The last adult albino to be murdered was Nyerere Rutahiro. He was eating dinner outside in his rural compound, when a gang of four strangers burst in, and threatened to arrest him. As his wife Susannah looked on helplessly, the men began to hack at Nyerere’s arms and legs with machetes. “We want your legs,” they shouted, “We want your legs,” his wife recalls, still deeply traumatized by what she saw. Nyerere was targeted for being albino but he was human in the end and died a horrifying death. He was a man in his 50s, father of two and working as a farmer just like the others in the same area. His body was laid to rest in a cement-sealed grave to protect against grave robbers who often steal body parts of the dead to give to witchdoctors.
This is the work of organized gangs, according to Tanzanian police in the capital Dar as Salaam. Witchdoctors, middlemen and the clients who pay for albino body parts are among the 173 people in custody so far for these macabre killings but none has been prosecuted.
The sad reality is that albinos, who can afford it, are now flocking to urban centres where they feel a little safer. African albinos endure insults, discrimination and segregation throughout their lives. They also have a high risk of contracting skin cancer in a region where many jobs are outdoors.
Away from the wards, under the shade of a mango tree, a black woman sits with her albino daughter. Ashura and Amina, her angelic looking 9 year old. They may seem an odd couple at first, but the firm eyes of the mother reveals a woman deeply protective of her child. She is a woman who looks older than her years. Ashura and Amina now live on their own, ostracised by the rest of their family. “When Amina was born my husband and the older two children moved away,” recounts Ashura. “They were so ashamed and thought Amina would bring us bad luck, but I am not leaving her, she’s my daughter,” Ashura say.
Every parent nurturing an albino child has good reason to be frightened in today’s Tanzania. The stories of youngsters being snatched from their parents’ arms or attacked on the way to school are horrific but a part of reality.
Mary Owido, 36 years old and mother of 6 lacks pigment that gives color to skin, eyes and hair, says she is only comfortable when at work or at home with her husband and children.”Wherever I go people start talking about me, saying that my legs and hands can fetch a fortune in Tanzania,” she says. “This kind of talk scares me. I am afraid of going out alone.”
The surge in the use of albino body parts as good luck charms is a result of “a kind of marketing exercise by witch doctors,” the International Federation for the Red Cross and Crescent societies said. The report says the market for albino parts exists mainly in Tanzania, where a complete set of body parts including all limbs, genitals, ears, tongue and nose can sell for $75,000. Wealthy buyers use the parts as talismans to bring them wealth and good fortune.
Many fathers in denial
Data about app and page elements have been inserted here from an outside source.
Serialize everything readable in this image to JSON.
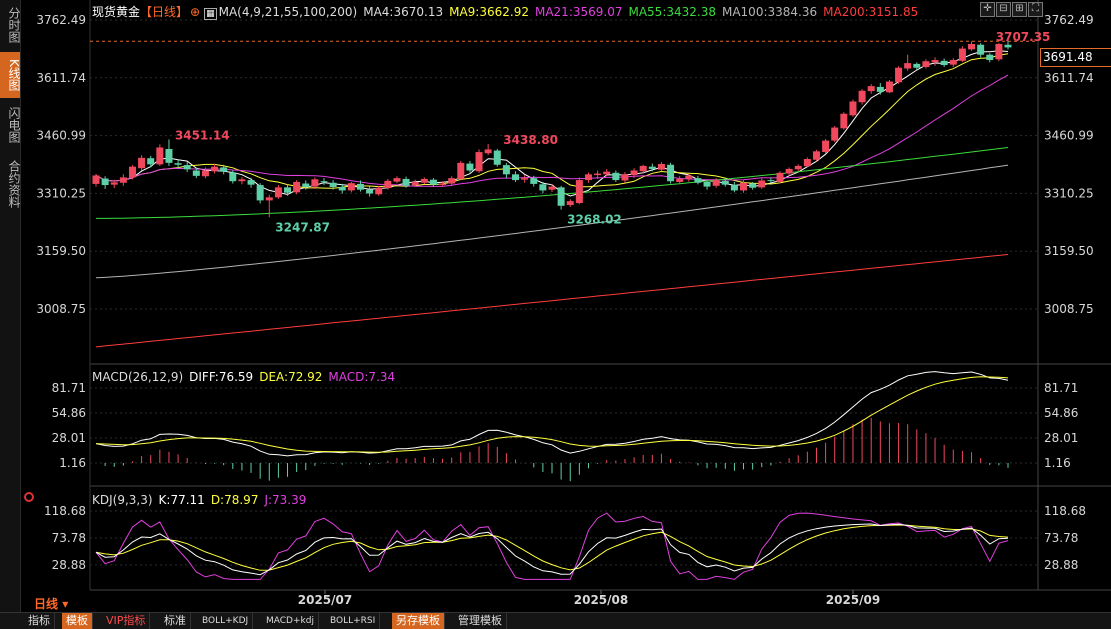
{
  "sidebar": {
    "tabs": [
      {
        "label": "分时图",
        "active": false
      },
      {
        "label": "K线图",
        "active": true
      },
      {
        "label": "闪电图",
        "active": false
      },
      {
        "label": "合约资料",
        "active": false
      }
    ]
  },
  "header": {
    "symbol": "现货黄金",
    "period_tag": "【日线】",
    "ma_params": "MA(4,9,21,55,100,200)",
    "ma4": "MA4:3670.13",
    "ma9": "MA9:3662.92",
    "ma21": "MA21:3569.07",
    "ma55": "MA55:3432.38",
    "ma100": "MA100:3384.36",
    "ma200": "MA200:3151.85"
  },
  "price_axis": {
    "labels": [
      "3762.49",
      "3611.74",
      "3460.99",
      "3310.25",
      "3159.50",
      "3008.75"
    ],
    "current_price": "3691.48"
  },
  "annotations": {
    "high1": "3451.14",
    "high2": "3438.80",
    "low1": "3247.87",
    "low2": "3268.02",
    "high_recent": "3707.35"
  },
  "macd": {
    "title": "MACD(26,12,9)",
    "diff": "DIFF:76.59",
    "dea": "DEA:72.92",
    "macd": "MACD:7.34",
    "axis_labels": [
      "81.71",
      "54.86",
      "28.01",
      "1.16"
    ]
  },
  "kdj": {
    "title": "KDJ(9,3,3)",
    "k": "K:77.11",
    "d": "D:78.97",
    "j": "J:73.39",
    "axis_labels": [
      "118.68",
      "73.78",
      "28.88"
    ]
  },
  "x_axis": {
    "labels": [
      "2025/07",
      "2025/08",
      "2025/09"
    ]
  },
  "period_label": "日线",
  "bottom_bar": {
    "buttons": [
      {
        "label": "指标",
        "style": "normal"
      },
      {
        "label": "模板",
        "style": "orange"
      },
      {
        "label": "VIP指标",
        "style": "red"
      },
      {
        "label": "标准",
        "style": "normal"
      },
      {
        "label": "BOLL+KDJ",
        "style": "small"
      },
      {
        "label": "MACD+kdj",
        "style": "small"
      },
      {
        "label": "BOLL+RSI",
        "style": "small"
      },
      {
        "label": "另存模板",
        "style": "orange"
      },
      {
        "label": "管理模板",
        "style": "normal"
      }
    ]
  },
  "colors": {
    "up": "#f0495d",
    "down": "#5ed0a8",
    "ma4": "#ffffff",
    "ma9": "#ffff3c",
    "ma21": "#e040e0",
    "ma55": "#3cdc3c",
    "ma100": "#b4b4b4",
    "ma200": "#ff3c3c",
    "accent": "#d4661f"
  },
  "chart_data": {
    "type": "candlestick",
    "price_axis_ticks": [
      3762.49,
      3611.74,
      3460.99,
      3310.25,
      3159.5,
      3008.75
    ],
    "candles": [
      [
        3335,
        3357,
        3328,
        3361
      ],
      [
        3349,
        3332,
        3322,
        3355
      ],
      [
        3333,
        3339,
        3324,
        3346
      ],
      [
        3338,
        3352,
        3330,
        3360
      ],
      [
        3352,
        3380,
        3347,
        3384
      ],
      [
        3376,
        3403,
        3370,
        3410
      ],
      [
        3402,
        3386,
        3378,
        3408
      ],
      [
        3386,
        3430,
        3382,
        3438
      ],
      [
        3426,
        3390,
        3382,
        3451
      ],
      [
        3389,
        3385,
        3375,
        3398
      ],
      [
        3384,
        3373,
        3366,
        3392
      ],
      [
        3370,
        3356,
        3350,
        3378
      ],
      [
        3355,
        3370,
        3350,
        3378
      ],
      [
        3368,
        3380,
        3362,
        3387
      ],
      [
        3378,
        3367,
        3360,
        3385
      ],
      [
        3365,
        3342,
        3336,
        3370
      ],
      [
        3342,
        3347,
        3334,
        3353
      ],
      [
        3345,
        3333,
        3325,
        3351
      ],
      [
        3332,
        3292,
        3284,
        3337
      ],
      [
        3292,
        3300,
        3248,
        3307
      ],
      [
        3300,
        3326,
        3296,
        3332
      ],
      [
        3326,
        3312,
        3304,
        3334
      ],
      [
        3313,
        3340,
        3308,
        3345
      ],
      [
        3336,
        3327,
        3320,
        3344
      ],
      [
        3328,
        3347,
        3322,
        3352
      ],
      [
        3342,
        3340,
        3332,
        3350
      ],
      [
        3338,
        3327,
        3320,
        3345
      ],
      [
        3327,
        3318,
        3310,
        3335
      ],
      [
        3318,
        3337,
        3313,
        3340
      ],
      [
        3335,
        3320,
        3315,
        3344
      ],
      [
        3320,
        3310,
        3302,
        3328
      ],
      [
        3308,
        3325,
        3304,
        3330
      ],
      [
        3324,
        3343,
        3320,
        3348
      ],
      [
        3341,
        3350,
        3337,
        3355
      ],
      [
        3348,
        3330,
        3325,
        3354
      ],
      [
        3332,
        3340,
        3328,
        3346
      ],
      [
        3338,
        3348,
        3334,
        3352
      ],
      [
        3346,
        3333,
        3328,
        3350
      ],
      [
        3332,
        3336,
        3328,
        3342
      ],
      [
        3336,
        3350,
        3330,
        3355
      ],
      [
        3348,
        3390,
        3345,
        3395
      ],
      [
        3388,
        3370,
        3365,
        3395
      ],
      [
        3368,
        3418,
        3364,
        3425
      ],
      [
        3415,
        3425,
        3410,
        3439
      ],
      [
        3422,
        3385,
        3380,
        3426
      ],
      [
        3384,
        3360,
        3350,
        3390
      ],
      [
        3360,
        3345,
        3340,
        3368
      ],
      [
        3346,
        3350,
        3338,
        3358
      ],
      [
        3350,
        3335,
        3328,
        3356
      ],
      [
        3334,
        3318,
        3310,
        3340
      ],
      [
        3320,
        3328,
        3314,
        3335
      ],
      [
        3326,
        3278,
        3268,
        3330
      ],
      [
        3280,
        3290,
        3275,
        3295
      ],
      [
        3285,
        3345,
        3282,
        3352
      ],
      [
        3345,
        3360,
        3338,
        3365
      ],
      [
        3358,
        3362,
        3348,
        3370
      ],
      [
        3360,
        3367,
        3355,
        3374
      ],
      [
        3364,
        3345,
        3340,
        3370
      ],
      [
        3344,
        3360,
        3338,
        3366
      ],
      [
        3358,
        3370,
        3350,
        3376
      ],
      [
        3368,
        3382,
        3362,
        3385
      ],
      [
        3380,
        3374,
        3368,
        3388
      ],
      [
        3372,
        3387,
        3368,
        3392
      ],
      [
        3385,
        3342,
        3336,
        3390
      ],
      [
        3340,
        3348,
        3334,
        3356
      ],
      [
        3348,
        3357,
        3341,
        3360
      ],
      [
        3350,
        3338,
        3334,
        3356
      ],
      [
        3340,
        3328,
        3320,
        3346
      ],
      [
        3330,
        3345,
        3325,
        3350
      ],
      [
        3343,
        3333,
        3328,
        3350
      ],
      [
        3332,
        3318,
        3313,
        3340
      ],
      [
        3318,
        3338,
        3312,
        3345
      ],
      [
        3336,
        3325,
        3320,
        3340
      ],
      [
        3326,
        3344,
        3322,
        3350
      ],
      [
        3345,
        3343,
        3338,
        3352
      ],
      [
        3340,
        3364,
        3336,
        3368
      ],
      [
        3362,
        3374,
        3356,
        3378
      ],
      [
        3373,
        3382,
        3369,
        3386
      ],
      [
        3381,
        3400,
        3378,
        3404
      ],
      [
        3398,
        3420,
        3394,
        3424
      ],
      [
        3418,
        3448,
        3415,
        3452
      ],
      [
        3448,
        3482,
        3444,
        3486
      ],
      [
        3480,
        3518,
        3476,
        3522
      ],
      [
        3514,
        3550,
        3510,
        3555
      ],
      [
        3548,
        3578,
        3542,
        3582
      ],
      [
        3577,
        3590,
        3570,
        3595
      ],
      [
        3588,
        3575,
        3568,
        3598
      ],
      [
        3574,
        3602,
        3572,
        3606
      ],
      [
        3600,
        3638,
        3596,
        3642
      ],
      [
        3636,
        3650,
        3630,
        3672
      ],
      [
        3648,
        3638,
        3632,
        3652
      ],
      [
        3640,
        3655,
        3636,
        3660
      ],
      [
        3652,
        3658,
        3643,
        3665
      ],
      [
        3656,
        3645,
        3640,
        3662
      ],
      [
        3646,
        3658,
        3640,
        3663
      ],
      [
        3656,
        3688,
        3653,
        3694
      ],
      [
        3686,
        3700,
        3682,
        3707
      ],
      [
        3698,
        3672,
        3665,
        3702
      ],
      [
        3672,
        3658,
        3652,
        3676
      ],
      [
        3660,
        3700,
        3655,
        3702
      ],
      [
        3698,
        3691,
        3686,
        3708
      ]
    ]
  }
}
Almost 90 percent of albinos living in the region were raised by single mothers, because the fathers believed their wives were having affairs with white men. Some African communities believe that albinos are harbingers of disaster, while others mistakenly think albinos are mentally retarded and discourage their parents from taking them to school, saying it’s a waste of money. This resembles the witch-hunt that took place in the middle ages were women and girls would be burned at the stake accused of being witches.
Due to a lack of education, many albinos are illiterate and are forced into menial jobs, exposing them to the sun and skin cancer and those who manage to finish school face discrimination in the work place and are never considered for promotions. But one thing is positive and that is that before people would not dare to speak about albinism and would always keep silence. Today, everybody is talking about it and hopefully things will change so that these people can live as a part of the community and not as outcasts.